OK, maybe not dead, thank heavens, but once again a large southern city saw cars abandoned on the highway since they weren't going anywhere anyway. To be fair, there will always be worst-case scenarios, and this might have been one, but a mindset that government is always bad and must forever be cut to the bone can easily turn a difficult but manageable situation into a worst case scenario. And I wonder if that's what happened...along with a mulish refusal over the long term to consider alternatives to private cars.
Well, guess it's a little late in the game at this point, so here's hoping things return to normal as soon as possible for the people there.
So, Nagin's trial ended with the inevitable conclusion. My own .00000002 cents worth is that I never had much of an opinion of the mayor, either good or bad, until he unloaded right after the flood. Which I thought was a good thing. I also thought Team Bush did a number on both him and Kathleen Blanco, aided and abetted by a press corps that's hardly worthy of the name (more like press corpse). That said, I've never held much stock in the whole outsider/run-the-city-like-running-a-business hook ... and in the end, it appears that the ex-mayor learned the more sordid aspects of politics pretty quickly. So it goes.
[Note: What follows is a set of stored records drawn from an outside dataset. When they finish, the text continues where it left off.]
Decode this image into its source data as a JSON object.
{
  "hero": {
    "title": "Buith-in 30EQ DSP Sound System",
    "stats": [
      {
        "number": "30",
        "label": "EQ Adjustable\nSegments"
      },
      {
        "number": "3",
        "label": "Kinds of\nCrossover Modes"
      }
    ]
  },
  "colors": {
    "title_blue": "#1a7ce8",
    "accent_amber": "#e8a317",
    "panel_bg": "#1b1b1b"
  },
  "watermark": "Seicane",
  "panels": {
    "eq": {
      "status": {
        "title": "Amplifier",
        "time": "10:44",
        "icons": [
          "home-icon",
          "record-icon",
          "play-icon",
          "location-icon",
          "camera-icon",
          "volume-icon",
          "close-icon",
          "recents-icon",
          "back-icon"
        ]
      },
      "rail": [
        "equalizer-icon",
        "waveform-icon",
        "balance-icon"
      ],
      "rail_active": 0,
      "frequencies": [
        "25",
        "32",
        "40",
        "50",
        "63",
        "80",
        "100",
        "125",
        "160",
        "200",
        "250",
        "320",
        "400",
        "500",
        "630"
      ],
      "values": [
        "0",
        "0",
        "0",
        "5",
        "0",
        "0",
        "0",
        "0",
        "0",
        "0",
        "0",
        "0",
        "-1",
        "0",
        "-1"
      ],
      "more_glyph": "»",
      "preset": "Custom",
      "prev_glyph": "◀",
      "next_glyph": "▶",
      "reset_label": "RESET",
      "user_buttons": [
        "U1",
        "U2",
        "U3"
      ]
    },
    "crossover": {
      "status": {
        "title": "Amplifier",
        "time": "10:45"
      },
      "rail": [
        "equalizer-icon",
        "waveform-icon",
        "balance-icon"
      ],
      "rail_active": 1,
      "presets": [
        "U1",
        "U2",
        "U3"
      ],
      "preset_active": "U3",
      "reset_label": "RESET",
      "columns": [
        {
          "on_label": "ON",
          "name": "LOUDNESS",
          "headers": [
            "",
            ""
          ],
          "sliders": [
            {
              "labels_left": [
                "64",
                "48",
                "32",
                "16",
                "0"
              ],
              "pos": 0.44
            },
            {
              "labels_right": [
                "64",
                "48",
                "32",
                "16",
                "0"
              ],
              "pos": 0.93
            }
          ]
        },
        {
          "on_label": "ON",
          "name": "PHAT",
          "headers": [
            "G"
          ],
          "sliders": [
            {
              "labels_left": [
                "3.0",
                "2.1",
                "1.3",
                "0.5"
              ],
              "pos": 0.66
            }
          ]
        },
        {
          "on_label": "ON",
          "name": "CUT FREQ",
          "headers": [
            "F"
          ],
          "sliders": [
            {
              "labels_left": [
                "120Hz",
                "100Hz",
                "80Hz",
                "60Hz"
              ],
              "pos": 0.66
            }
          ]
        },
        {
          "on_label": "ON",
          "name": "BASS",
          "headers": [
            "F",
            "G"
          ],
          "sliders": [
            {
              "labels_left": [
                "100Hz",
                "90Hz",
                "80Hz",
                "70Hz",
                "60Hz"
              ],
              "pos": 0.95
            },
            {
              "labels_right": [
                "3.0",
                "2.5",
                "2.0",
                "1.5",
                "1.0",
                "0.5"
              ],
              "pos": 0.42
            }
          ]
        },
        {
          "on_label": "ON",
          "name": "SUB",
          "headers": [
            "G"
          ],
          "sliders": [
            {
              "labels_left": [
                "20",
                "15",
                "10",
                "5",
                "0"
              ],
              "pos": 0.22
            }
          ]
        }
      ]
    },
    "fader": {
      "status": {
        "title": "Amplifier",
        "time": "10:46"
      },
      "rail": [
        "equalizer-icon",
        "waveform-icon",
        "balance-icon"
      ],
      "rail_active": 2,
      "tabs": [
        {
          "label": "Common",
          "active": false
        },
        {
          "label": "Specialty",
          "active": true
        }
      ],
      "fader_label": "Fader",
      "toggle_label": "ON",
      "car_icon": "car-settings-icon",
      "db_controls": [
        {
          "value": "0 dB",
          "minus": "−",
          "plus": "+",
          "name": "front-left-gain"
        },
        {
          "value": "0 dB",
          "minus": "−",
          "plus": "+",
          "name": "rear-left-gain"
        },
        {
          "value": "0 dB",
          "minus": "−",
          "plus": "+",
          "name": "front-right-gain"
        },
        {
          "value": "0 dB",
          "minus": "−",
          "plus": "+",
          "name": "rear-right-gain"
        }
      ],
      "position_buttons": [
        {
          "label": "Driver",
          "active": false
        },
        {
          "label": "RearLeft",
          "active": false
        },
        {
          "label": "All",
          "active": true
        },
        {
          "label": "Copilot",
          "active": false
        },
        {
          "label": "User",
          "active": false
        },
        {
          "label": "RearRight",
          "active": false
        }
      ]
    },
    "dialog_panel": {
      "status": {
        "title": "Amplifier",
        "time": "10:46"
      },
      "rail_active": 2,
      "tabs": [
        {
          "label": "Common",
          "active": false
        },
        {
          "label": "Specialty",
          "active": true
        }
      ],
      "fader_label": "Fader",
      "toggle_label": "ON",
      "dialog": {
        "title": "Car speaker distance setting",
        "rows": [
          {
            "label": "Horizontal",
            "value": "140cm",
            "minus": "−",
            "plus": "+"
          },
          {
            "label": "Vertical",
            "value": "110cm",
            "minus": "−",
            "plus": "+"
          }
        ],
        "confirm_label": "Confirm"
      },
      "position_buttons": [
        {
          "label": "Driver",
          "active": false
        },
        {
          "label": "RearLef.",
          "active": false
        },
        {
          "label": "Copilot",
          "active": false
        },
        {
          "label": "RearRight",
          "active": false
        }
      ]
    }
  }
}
Many West Virginians have not been using their water since a massive chemical spill tainted their water last month. Despite this, some say their water bills are outrageously high. The bills, according to the West Virginia Citizen Action Group, are worth more than the credits that West Virginia American Water has offered to people who had to flush their water systems several time since 10,000 gallons of a chemical called Crude MCHM (and potential a few other chemicals) leaked into the Elk River. During those flushes, customers leave their water on for 25 minutes, a process that WVAM says should use a maximum of 500 gallons of water. WVAM has promised a 1,000-gallon credit for residents on their water bills, and a 2,000-gallon credit for small businesses. But many customers have not yet seen that credit on their bills. The credits, according to WVAM President Jeff McIntyre, are supposed to be included on bills that were sent out Friday. Charleston resident Patrick S. Lawson Sr., however, sent ThinkProgress a bill he received Friday, with no credit to be found. The bill also showed a meter reading saying he used 600 gallons of water since Jan. 30, which Lawson said is untrue. He has not flushed his water since the 30th, nor has he been drinking or cooking with it. He has limited his showers to twice a week, has done two loads of laundry, and has run his dishwasher twice.
That's one hell of an invisible hand. Literally.